Supplied data

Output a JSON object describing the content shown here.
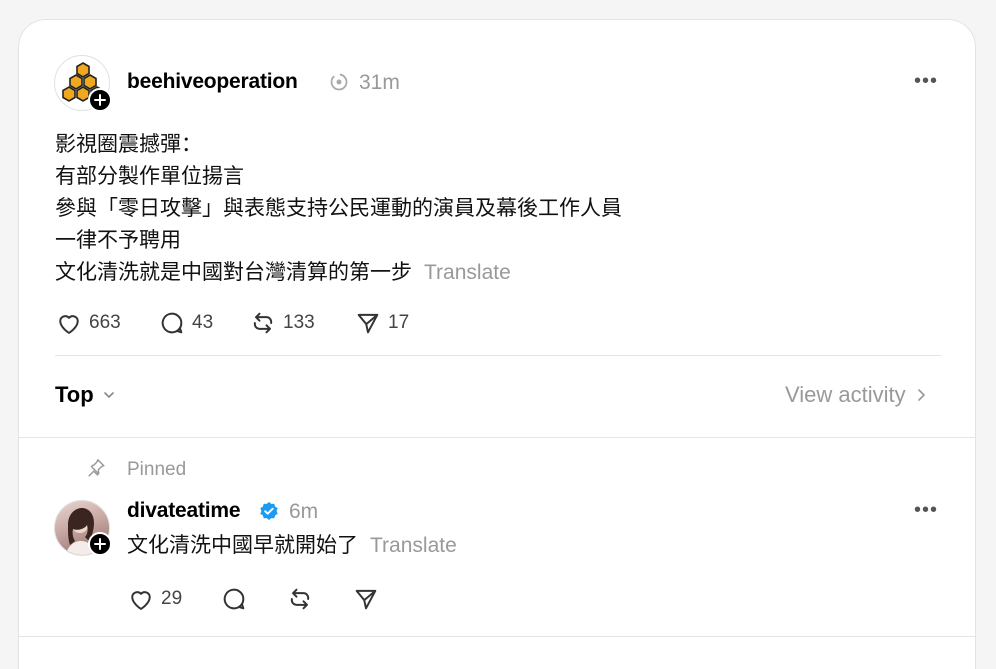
{
  "post": {
    "username": "beehiveoperation",
    "time": "31m",
    "lines": [
      "影視圈震撼彈：",
      "有部分製作單位揚言",
      "參與「零日攻擊」與表態支持公民運動的演員及幕後工作人員",
      "一律不予聘用",
      "文化清洗就是中國對台灣清算的第一步"
    ],
    "translate_label": "Translate",
    "likes": "663",
    "replies": "43",
    "reposts": "133",
    "shares": "17"
  },
  "sort": {
    "label": "Top",
    "view_activity": "View activity"
  },
  "reply": {
    "pinned_label": "Pinned",
    "username": "divateatime",
    "time": "6m",
    "text": "文化清洗中國早就開始了",
    "translate_label": "Translate",
    "likes": "29"
  },
  "colors": {
    "verified": "#1d9bf0",
    "honeycomb": "#f0a81e"
  }
}
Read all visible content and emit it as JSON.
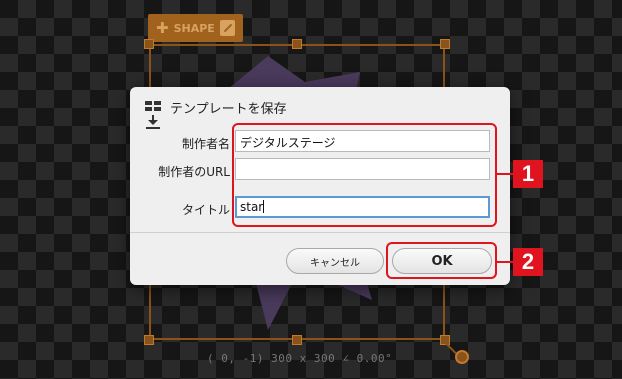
{
  "toolbar": {
    "shape_label": "SHAPE"
  },
  "readout": "(   0,  -1)  300 x 300 ∠   0.00°",
  "dialog": {
    "title": "テンプレートを保存",
    "fields": [
      {
        "label": "制作者名",
        "value": "デジタルステージ"
      },
      {
        "label": "制作者のURL",
        "value": ""
      },
      {
        "label": "タイトル",
        "value": "star"
      }
    ],
    "cancel_label": "キャンセル",
    "ok_label": "OK"
  },
  "callouts": [
    {
      "number": "1"
    },
    {
      "number": "2"
    }
  ],
  "colors": {
    "accent": "#e0141e",
    "frame": "#8a531a",
    "star": "#4a3a5c",
    "focus": "#5b9bd5"
  }
}
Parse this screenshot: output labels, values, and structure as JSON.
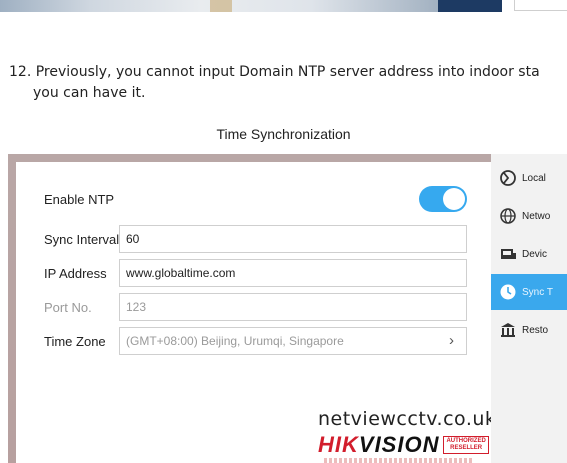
{
  "step": {
    "line1": "12. Previously, you cannot input Domain NTP server address into indoor sta",
    "line2": "you can have it."
  },
  "caption": "Time Synchronization",
  "dialog": {
    "enable_ntp": {
      "label": "Enable NTP",
      "on": true
    },
    "sync_interval": {
      "label": "Sync Interval",
      "value": "60"
    },
    "ip_address": {
      "label": "IP Address",
      "value": "www.globaltime.com"
    },
    "port_no": {
      "label": "Port No.",
      "value": "123"
    },
    "time_zone": {
      "label": "Time Zone",
      "value": "(GMT+08:00) Beijing, Urumqi, Singapore"
    }
  },
  "watermark": {
    "site": "netviewcctv.co.uk",
    "brand_hik": "HIK",
    "brand_vision": "VISION",
    "badge": "AUTHORIZED RESELLER"
  },
  "menu": {
    "items": [
      {
        "label": "Local",
        "icon": "local-icon",
        "active": false
      },
      {
        "label": "Netwo",
        "icon": "globe-icon",
        "active": false
      },
      {
        "label": "Devic",
        "icon": "device-icon",
        "active": false
      },
      {
        "label": "Sync T",
        "icon": "clock-icon",
        "active": true
      },
      {
        "label": "Resto",
        "icon": "restore-icon",
        "active": false
      }
    ]
  },
  "colors": {
    "accent": "#36a9ef",
    "brand_red": "#d21d2c",
    "device_bg": "#b9a7a6"
  }
}
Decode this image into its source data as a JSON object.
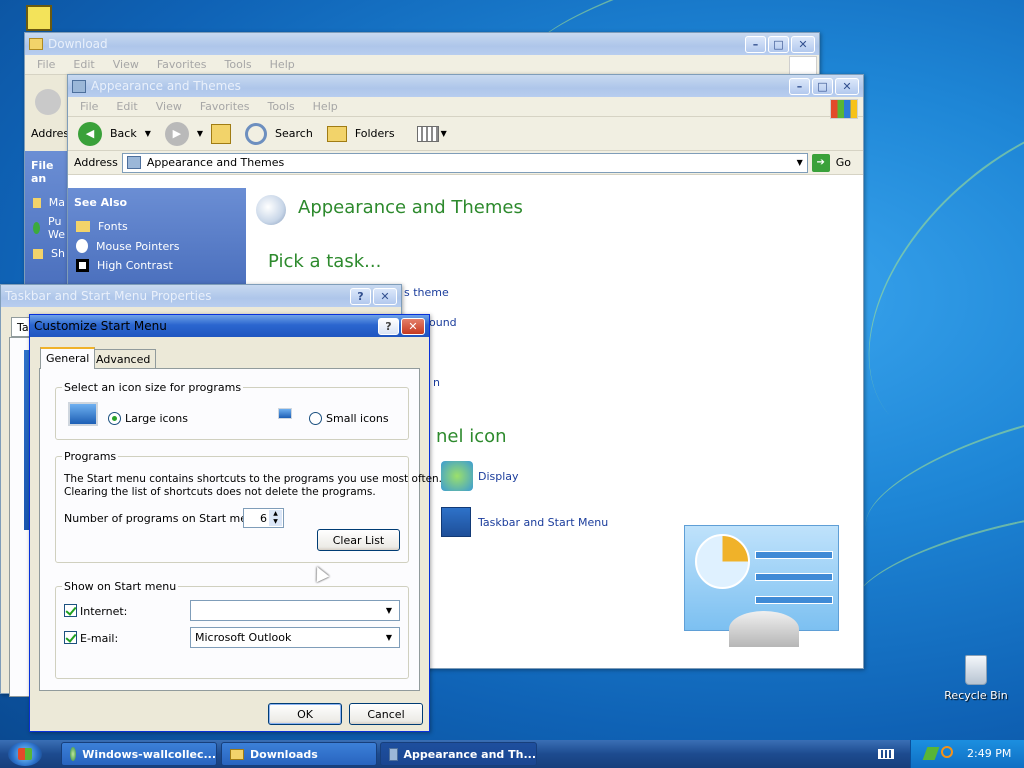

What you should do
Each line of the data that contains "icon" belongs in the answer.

Solution to this problem
        "icon": "local-icon",
        "icon": "globe-icon",
        "icon": "device-icon",
        "icon": "clock-icon",
        "icon": "restore-icon",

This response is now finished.